12 and 13. Nirvana. "Endless, Nameless" (1992) and "Verse Chorus Verse" (1993). Years ago as a lad in Aberdeen, Kurt Cobain used to scare his roommate, Jessie Reed, by recording "Jessie, Jessie, I'm coming to get yooo!" in ghostly tones at the end of 45-minute cassettes. Then Cobain would rewind the tape and pop it into the stereo before both men retired for the night.
People who left Nevermind sitting in their CD players were treated to a similar fright. Ten minutes and three seconds after "Something in the Way" signed off, what starts off like the "Theme from Jaws" turns into a six-minute, full-bore feedback assault. Nirvana repeated its trick on the No Alternative AIDS benefit album, issuing "Verse Chorus Verse," a song left off In Utero that boasted that album's original title. Smells like teen mischief!
14. Chorus of Empire. Initiation (1992). Perhaps one of the most creative ways of hiding a hidden cut -- to get to it, you have to skip back from track one.
15. Guns 'n Roses. "Look at Your Game, Girl" (1993). The only known hidden track penned by a mass murderer. Axl Rose tried to further his bad-boy image by wearing Charles Manson T-shirts and tacking one of Badtime Charlie's compositions on the end of The Spaghetti Incident? At least Rose had the good manners to say "Thanks, Chas" at the end of it.
16. nine inch nails. "Physical (You're So)" (1994). If you covered an Adam and the Ants song, how eager would you be for people to know about it? It's track 98 on Broken. Track 99 is a cover of Pigface's "Suck."
17. Stone Temple Pilots. "The Second Album" (1994). If you're one of those people who can't stand STP, think of the band's sophomore album, Purple, as a 40-minute setup for a fabulous hidden track. The album's back cover depicts a cake that promises "12 Gracious Melodies" in red icing, yet only 11 cuts are listed. Wait about twenty seconds after "Kitchenware & Candybars," however, and you'll hear some crazed lounge singer crooning "The Second Album, 12 Gracious Melodies!" It's not STP lead singer Scott Weiland, but rather a developmentally challenged Seattle musician named Richard Peterson, who wrote the ditty for his second album; that record also contained 12 gracious melodies and was titled (what else?) The Second Album. STP cut him a fat royalty check, and Peterson continues to make money off the band's generosity.

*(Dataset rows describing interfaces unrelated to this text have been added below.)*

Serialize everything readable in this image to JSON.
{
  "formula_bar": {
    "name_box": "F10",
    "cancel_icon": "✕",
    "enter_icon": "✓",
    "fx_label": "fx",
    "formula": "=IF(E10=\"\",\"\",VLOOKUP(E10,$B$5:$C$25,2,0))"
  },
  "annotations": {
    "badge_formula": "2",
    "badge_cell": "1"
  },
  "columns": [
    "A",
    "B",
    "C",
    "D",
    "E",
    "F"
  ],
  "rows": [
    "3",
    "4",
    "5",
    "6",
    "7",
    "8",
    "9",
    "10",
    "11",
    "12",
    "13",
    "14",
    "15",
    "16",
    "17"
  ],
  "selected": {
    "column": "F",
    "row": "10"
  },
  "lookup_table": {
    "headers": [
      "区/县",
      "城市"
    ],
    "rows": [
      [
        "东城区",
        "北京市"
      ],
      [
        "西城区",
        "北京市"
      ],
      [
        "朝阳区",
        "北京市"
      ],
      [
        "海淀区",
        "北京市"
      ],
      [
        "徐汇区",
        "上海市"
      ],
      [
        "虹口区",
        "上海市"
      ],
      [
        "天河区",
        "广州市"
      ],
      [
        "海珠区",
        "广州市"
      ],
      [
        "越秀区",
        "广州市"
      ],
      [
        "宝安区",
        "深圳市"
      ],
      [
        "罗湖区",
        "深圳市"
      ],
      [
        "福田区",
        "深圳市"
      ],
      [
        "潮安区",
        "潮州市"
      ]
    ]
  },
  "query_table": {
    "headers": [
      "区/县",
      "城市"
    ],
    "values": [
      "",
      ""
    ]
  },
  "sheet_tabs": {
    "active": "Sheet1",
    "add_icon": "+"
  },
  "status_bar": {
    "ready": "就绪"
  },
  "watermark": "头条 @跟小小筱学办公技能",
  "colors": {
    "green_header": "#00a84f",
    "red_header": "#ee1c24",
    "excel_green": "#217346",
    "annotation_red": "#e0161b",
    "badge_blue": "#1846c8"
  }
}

Hey, they're not so bad, after all.
18. Cracker. Cracker (1994). Tracks 69 and 84 are hidden gems, the latter being the ever-popular "Euro Trash Girl."
19. Supersuckers. La Mano Cornuto (1994).This Supersuckers opus would've clocked in at a paltry 26 minutes and 32 seconds if not for its hidden cut. Track fourteen is the entire album played over again.
20. Mudhoney. My Brother the Cow (1995). Not to be outdone by a band (Supersuckers) from their former label (Sub Pop), these generation spokesmodels included their entire album backward as a hidden bonus cut A a whopping 40 minutes and 19 seconds! Yoo-hoo, Mr. Guinness, are you paying attention?
21. Hootie and the Blowfish. Cracked Rear View (1995). Track 34 is a hidden cut titled, hoo, boy, "Track 34."
22. Butt Trumpet. Butt Trumpet (1995). This eponymous debut includes an unlistenable seventeen-minute hidden cut that culminates with the boys in the band heaving into the porcelain throne.
23. The Ramones. "The Spiderman Theme" (1995). The official ode to Spidey is an irreverent end to the band's could-be farewell album, Adios Amigos. Why shouldn't Johnny and Joey identify with the web slinger? Like Spiderman, they haven't changed their wardrobe in more than twenty years.